Nature.com reports, in Geometric whirlpools revealed – Recipe for making symmetrical holes in water is easy, that it is surprisingly easy to make “holes” in a bucket of water that have all kinds of interesting shapes.
The researchers found that once the plate was spinning so fast that the water span out to the sides, creating a hole of air in the middle, the dry patch wasn’t circular as might be expected. Instead it evolved, as the bucket’s spin sped up, from an ellipse to a three-sided star, to a square, a pentagon, and, at the highest speeds investigated, a hexagon.
Photo credit: T.R.N. Jansson
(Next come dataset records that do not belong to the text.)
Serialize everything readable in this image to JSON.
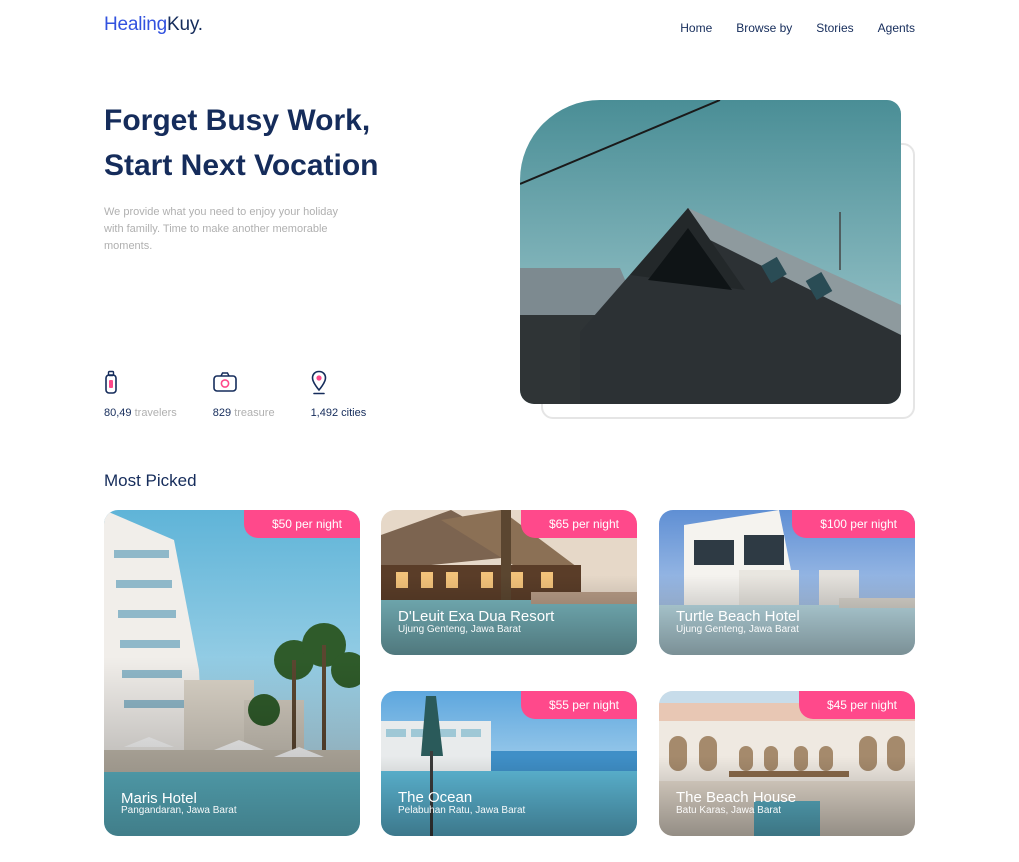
{
  "header": {
    "logo_part1": "Healing",
    "logo_part2": "Kuy.",
    "nav": [
      "Home",
      "Browse by",
      "Stories",
      "Agents"
    ]
  },
  "hero": {
    "title_line1": "Forget Busy Work,",
    "title_line2": "Start Next Vocation",
    "description": "We provide what you need to enjoy your holiday with familly. Time to make another memorable moments.",
    "stats": [
      {
        "icon": "luggage-icon",
        "value": "80,49",
        "unit": "travelers"
      },
      {
        "icon": "camera-icon",
        "value": "829",
        "unit": "treasure"
      },
      {
        "icon": "location-pin-icon",
        "value": "1,492",
        "unit": "cities"
      }
    ]
  },
  "most_picked": {
    "title": "Most Picked",
    "items": [
      {
        "price": "$50 per night",
        "name": "Maris Hotel",
        "location": "Pangandaran, Jawa Barat"
      },
      {
        "price": "$65 per night",
        "name": "D'Leuit Exa Dua Resort",
        "location": "Ujung Genteng, Jawa Barat"
      },
      {
        "price": "$100 per night",
        "name": "Turtle Beach Hotel",
        "location": "Ujung Genteng, Jawa Barat"
      },
      {
        "price": "$55 per night",
        "name": "The Ocean",
        "location": "Pelabuhan Ratu, Jawa Barat"
      },
      {
        "price": "$45 per night",
        "name": "The Beach House",
        "location": "Batu Karas, Jawa Barat"
      }
    ]
  },
  "colors": {
    "primary": "#152c5b",
    "accent": "#3252df",
    "badge": "#ff498b",
    "muted": "#b0b0b0"
  }
}
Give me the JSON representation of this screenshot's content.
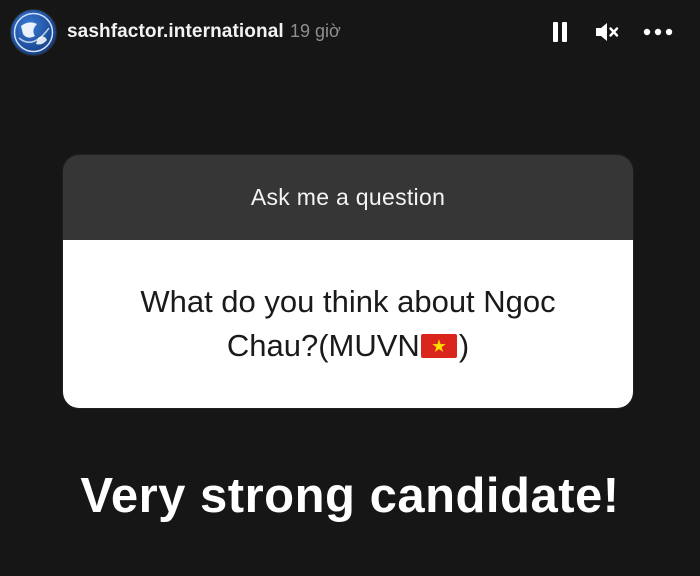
{
  "header": {
    "username": "sashfactor.international",
    "time_ago": "19 giờ",
    "avatar_icon": "globe-logo-icon",
    "controls": {
      "pause_icon": "pause-icon",
      "mute_icon": "speaker-muted-icon",
      "more_icon": "more-horizontal-icon"
    }
  },
  "question_card": {
    "prompt": "Ask me a question",
    "question_line1": "What do you think about Ngoc",
    "question_line2_before_flag": "Chau?(MUVN",
    "question_line2_after_flag": ")",
    "flag_icon": "vietnam-flag-emoji"
  },
  "answer": "Very strong candidate!",
  "colors": {
    "background": "#161616",
    "card_header": "#363636",
    "card_body": "#ffffff",
    "time_text": "#8e8e8e",
    "flag_red": "#da251d",
    "flag_star": "#ffde00"
  }
}
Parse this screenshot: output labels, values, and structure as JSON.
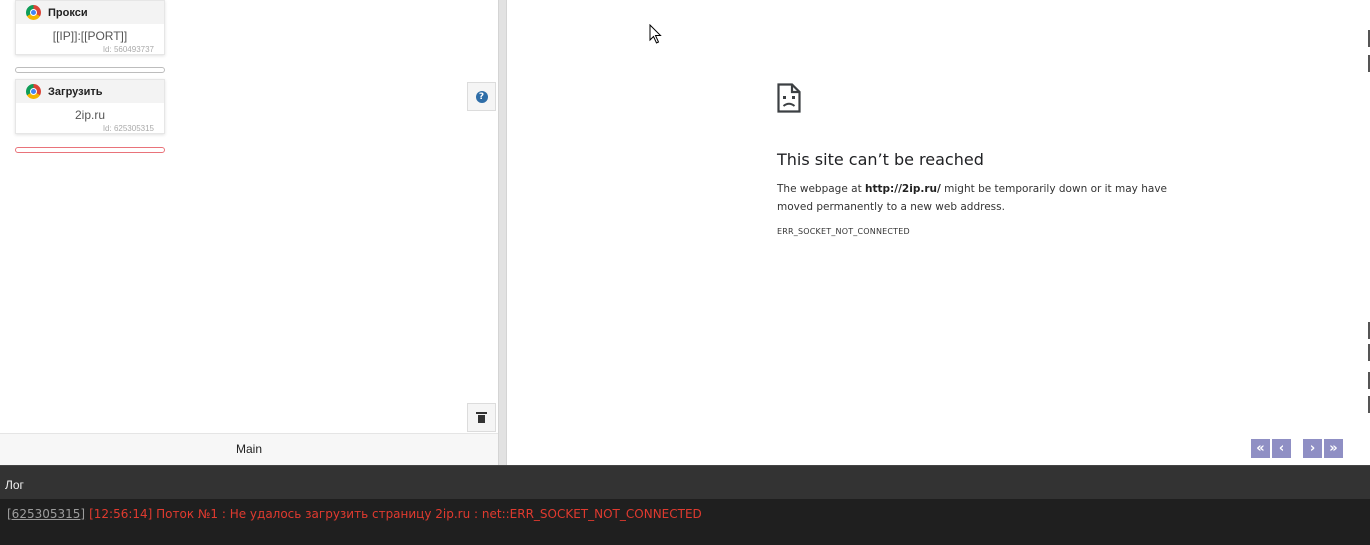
{
  "blocks": [
    {
      "title": "Прокси",
      "value": "[[IP]]:[[PORT]]",
      "id_text": "Id: 560493737"
    },
    {
      "title": "Загрузить",
      "value": "2ip.ru",
      "id_text": "Id: 625305315"
    }
  ],
  "tabs": {
    "main": "Main"
  },
  "browser": {
    "error_title": "This site can’t be reached",
    "desc_before": "The webpage at ",
    "url": "http://2ip.ru/",
    "desc_after": " might be temporarily down or it may have moved permanently to a new web address.",
    "error_code": "ERR_SOCKET_NOT_CONNECTED"
  },
  "colors": {
    "nav_button": "#8f8fc4",
    "log_error": "#e03a2f",
    "log_background": "#1f1f1f"
  },
  "icons": {
    "help": "question-circle-icon",
    "delete": "trash-icon",
    "browser": "chrome-icon",
    "page_error": "sad-document-icon"
  },
  "log": {
    "title": "Лог",
    "entries": [
      {
        "id": "[625305315]",
        "message": "[12:56:14] Поток №1 : Не удалось загрузить страницу 2ip.ru : net::ERR_SOCKET_NOT_CONNECTED"
      }
    ]
  }
}
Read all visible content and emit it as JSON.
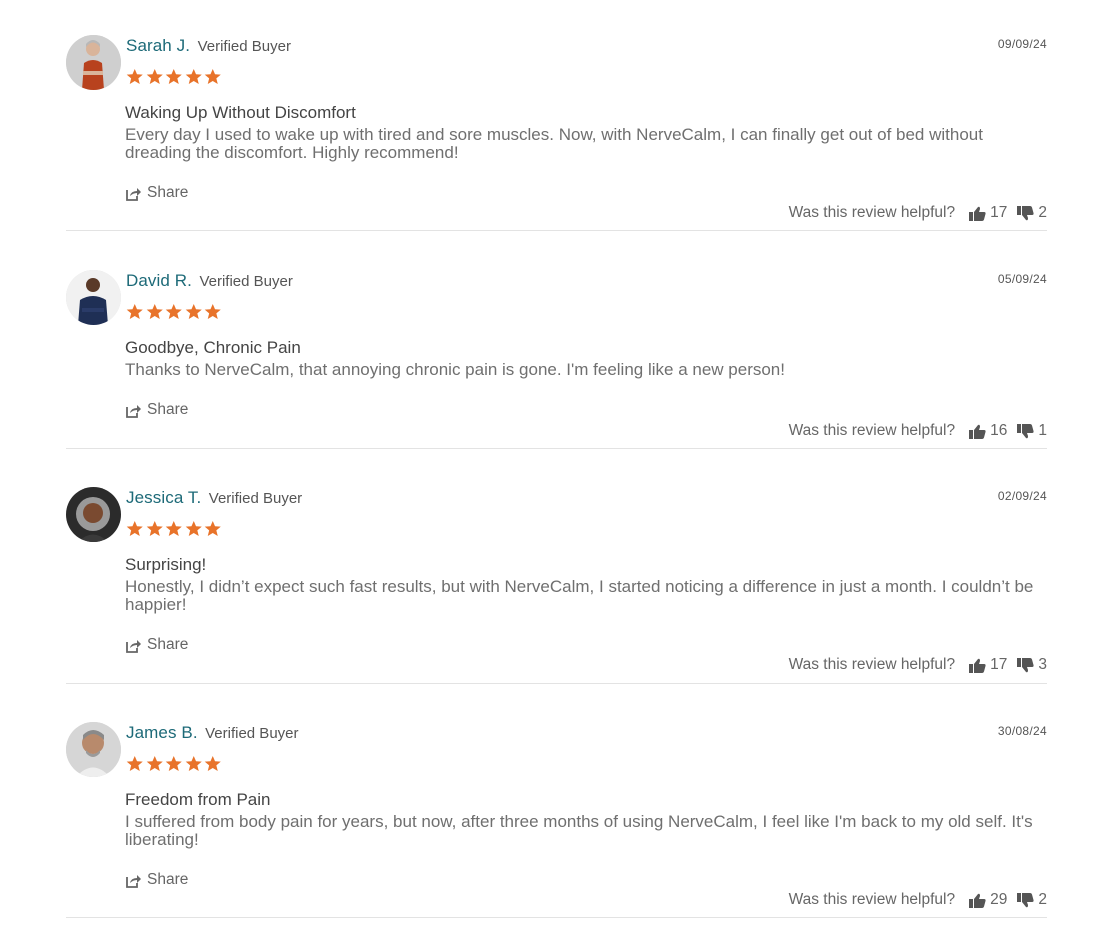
{
  "colors": {
    "name": "#1d6a78",
    "star": "#e8732a",
    "text": "#6f6f6f",
    "divider": "#e3e3e3"
  },
  "helpful_prompt": "Was this review helpful?",
  "share_label": "Share",
  "reviews": [
    {
      "name": "Sarah J.",
      "badge": "Verified Buyer",
      "date": "09/09/24",
      "rating": 5,
      "title": "Waking Up Without Discomfort",
      "body": "Every day I used to wake up with tired and sore muscles. Now, with NerveCalm, I can finally get out of bed without dreading the discomfort. Highly recommend!",
      "up": "17",
      "down": "2",
      "avatar_icon": "woman-portrait-icon"
    },
    {
      "name": "David R.",
      "badge": "Verified Buyer",
      "date": "05/09/24",
      "rating": 5,
      "title": "Goodbye, Chronic Pain",
      "body": "Thanks to NerveCalm, that annoying chronic pain is gone. I'm feeling like a new person!",
      "up": "16",
      "down": "1",
      "avatar_icon": "man-portrait-icon"
    },
    {
      "name": "Jessica T.",
      "badge": "Verified Buyer",
      "date": "02/09/24",
      "rating": 5,
      "title": "Surprising!",
      "body": "Honestly, I didn’t expect such fast results, but with NerveCalm, I started noticing a difference in just a month. I couldn’t be happier!",
      "up": "17",
      "down": "3",
      "avatar_icon": "woman-portrait-icon"
    },
    {
      "name": "James B.",
      "badge": "Verified Buyer",
      "date": "30/08/24",
      "rating": 5,
      "title": "Freedom from Pain",
      "body": "I suffered from body pain for years, but now, after three months of using NerveCalm, I feel like I'm back to my old self. It's liberating!",
      "up": "29",
      "down": "2",
      "avatar_icon": "man-portrait-icon"
    }
  ]
}
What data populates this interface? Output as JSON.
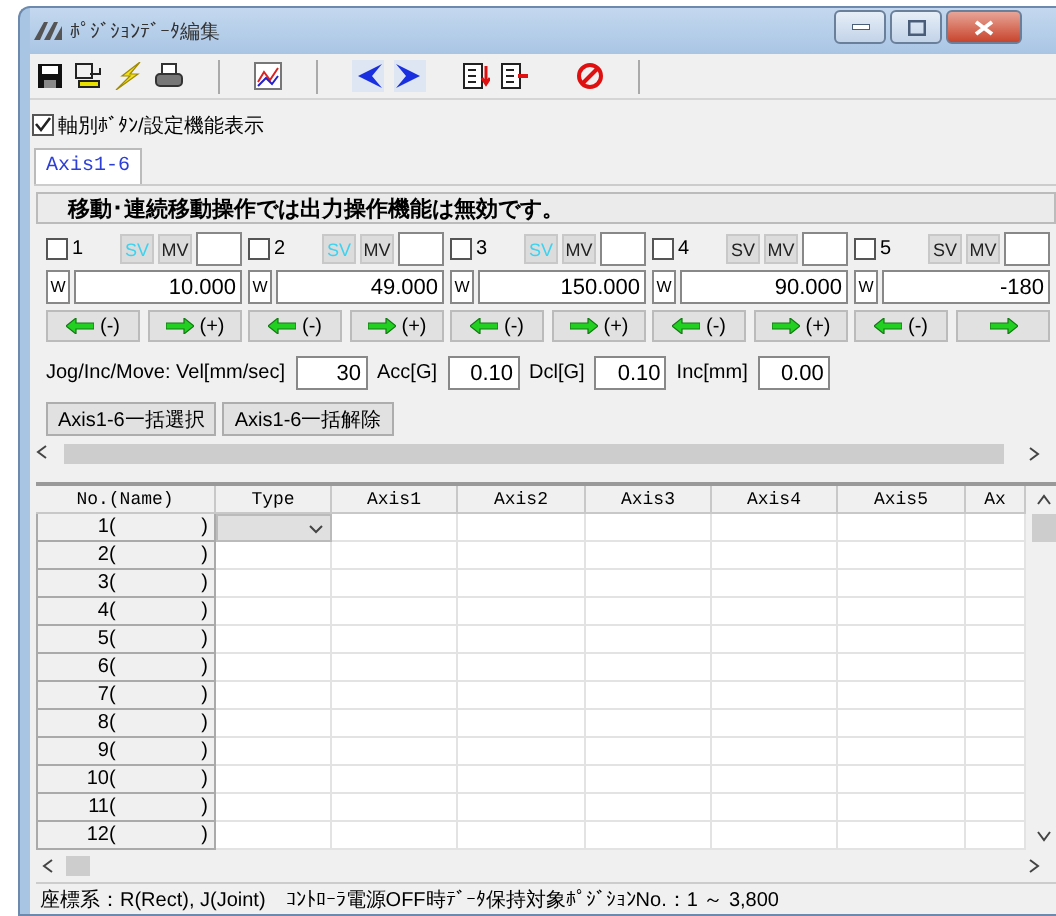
{
  "window": {
    "title": "ﾎﾟｼﾞｼｮﾝﾃﾞｰﾀ編集"
  },
  "show_axis_buttons": {
    "label": "軸別ﾎﾞﾀﾝ/設定機能表示",
    "checked": true
  },
  "tabs": [
    {
      "label": "Axis1-6",
      "selected": true
    }
  ],
  "notice": "移動･連続移動操作では出力操作機能は無効です。",
  "axes": [
    {
      "number": "1",
      "checked": false,
      "sv": "SV",
      "sv_on": true,
      "mv": "MV",
      "unit": "W",
      "value": "10.000",
      "jog": [
        {
          "label": "(-)",
          "kind": "left"
        },
        {
          "label": "(+)",
          "kind": "right"
        }
      ]
    },
    {
      "number": "2",
      "checked": false,
      "sv": "SV",
      "sv_on": true,
      "mv": "MV",
      "unit": "W",
      "value": "49.000",
      "jog": [
        {
          "label": "(-)",
          "kind": "left"
        },
        {
          "label": "(+)",
          "kind": "right"
        }
      ]
    },
    {
      "number": "3",
      "checked": false,
      "sv": "SV",
      "sv_on": true,
      "mv": "MV",
      "unit": "W",
      "value": "150.000",
      "jog": [
        {
          "label": "(-)",
          "kind": "left"
        },
        {
          "label": "(+)",
          "kind": "right"
        }
      ]
    },
    {
      "number": "4",
      "checked": false,
      "sv": "SV",
      "sv_on": false,
      "mv": "MV",
      "unit": "W",
      "value": "90.000",
      "jog": [
        {
          "label": "(-)",
          "kind": "left"
        },
        {
          "label": "(+)",
          "kind": "right"
        }
      ]
    },
    {
      "number": "5",
      "checked": false,
      "sv": "SV",
      "sv_on": false,
      "mv": "MV",
      "unit": "W",
      "value": "-180",
      "jog": [
        {
          "label": "(-)",
          "kind": "left"
        },
        {
          "kind": "right"
        }
      ]
    }
  ],
  "motion": {
    "label": "Jog/Inc/Move: Vel[mm/sec]",
    "vel": "30",
    "fields": [
      {
        "label": "Acc[G]",
        "value": "0.10"
      },
      {
        "label": "Dcl[G]",
        "value": "0.10"
      },
      {
        "label": "Inc[mm]",
        "value": "0.00"
      }
    ]
  },
  "bulk_buttons": [
    "Axis1-6一括選択",
    "Axis1-6一括解除"
  ],
  "table": {
    "columns": [
      "No.(Name)",
      "Type",
      "Axis1",
      "Axis2",
      "Axis3",
      "Axis4",
      "Axis5",
      "Ax"
    ],
    "rows": [
      {
        "no": "1(",
        "close": ")",
        "type_dropdown": true
      },
      {
        "no": "2(",
        "close": ")",
        "type_dropdown": false
      },
      {
        "no": "3(",
        "close": ")",
        "type_dropdown": false
      },
      {
        "no": "4(",
        "close": ")",
        "type_dropdown": false
      },
      {
        "no": "5(",
        "close": ")",
        "type_dropdown": false
      },
      {
        "no": "6(",
        "close": ")",
        "type_dropdown": false
      },
      {
        "no": "7(",
        "close": ")",
        "type_dropdown": false
      },
      {
        "no": "8(",
        "close": ")",
        "type_dropdown": false
      },
      {
        "no": "9(",
        "close": ")",
        "type_dropdown": false
      },
      {
        "no": "10(",
        "close": ")",
        "type_dropdown": false
      },
      {
        "no": "11(",
        "close": ")",
        "type_dropdown": false
      },
      {
        "no": "12(",
        "close": ")",
        "type_dropdown": false
      }
    ]
  },
  "status_bar": [
    "座標系：R(Rect), J(Joint)",
    "ｺﾝﾄﾛｰﾗ電源OFF時ﾃﾞｰﾀ保持対象ﾎﾟｼﾞｼｮﾝNo.：1 ～ 3,800"
  ]
}
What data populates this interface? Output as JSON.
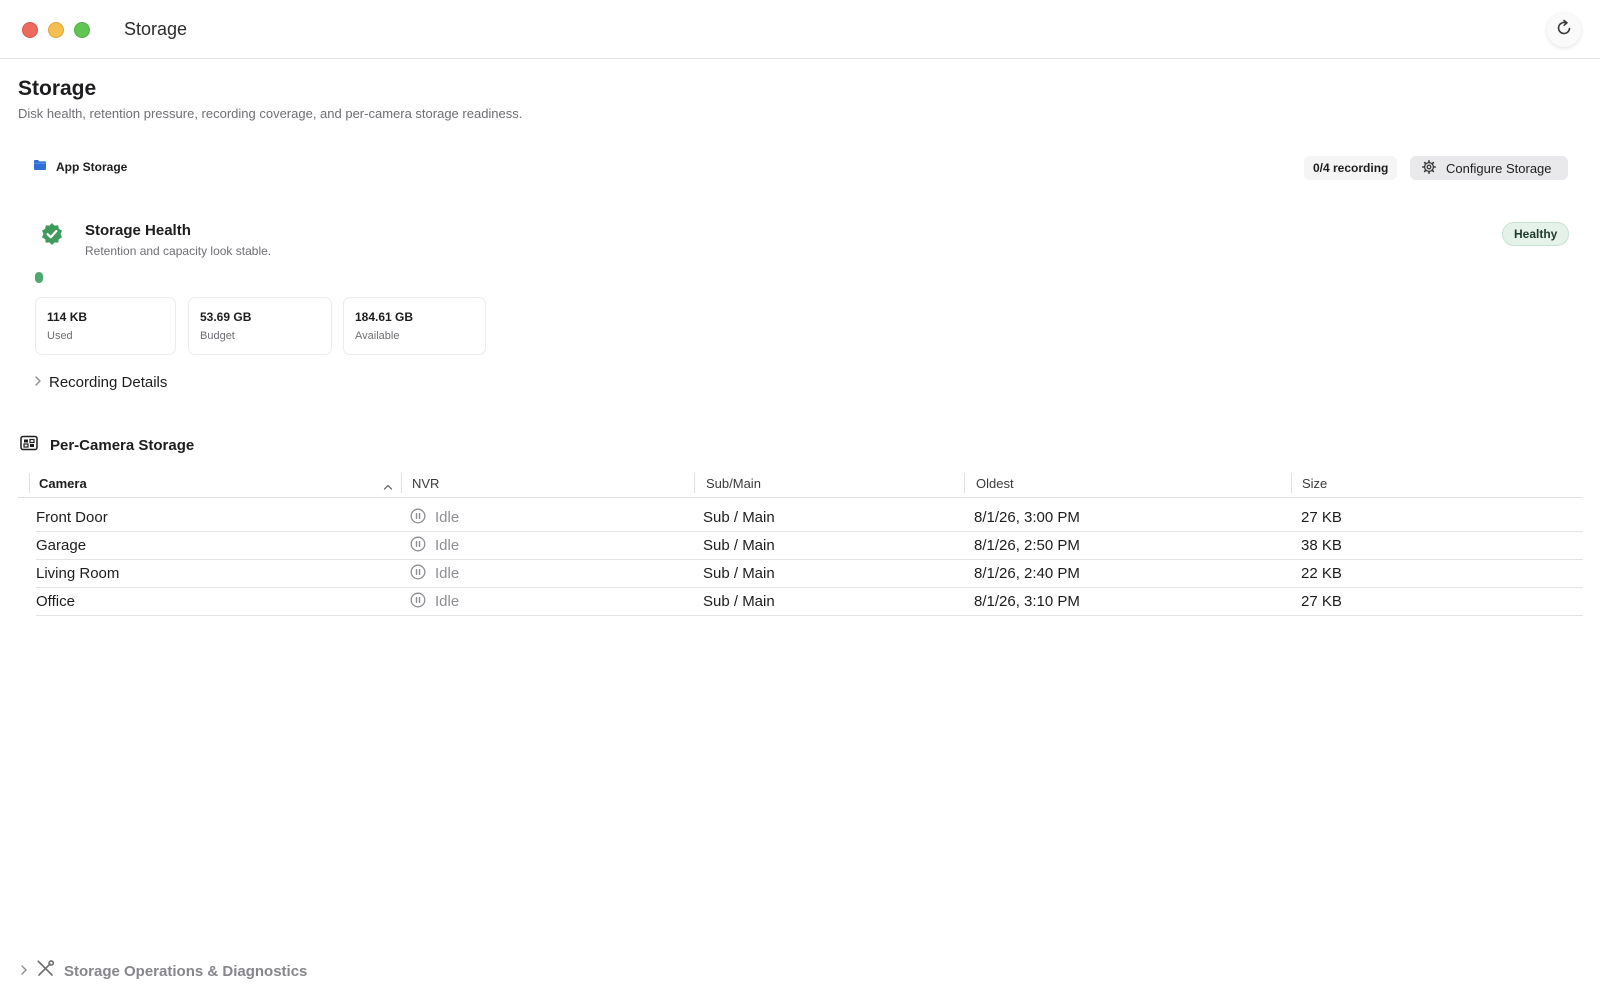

From talking with my high school aged sons, it sounds like high school science classes have become downright boring. I suspect budgets and fear of liability law suits have chased the hands-on lessons out of the classrooms. That is truly a shame since I fondly remember many experiments from my school physics, chemistry and biology classes. Perhaps this new phenomenon will entertain and educate future generations.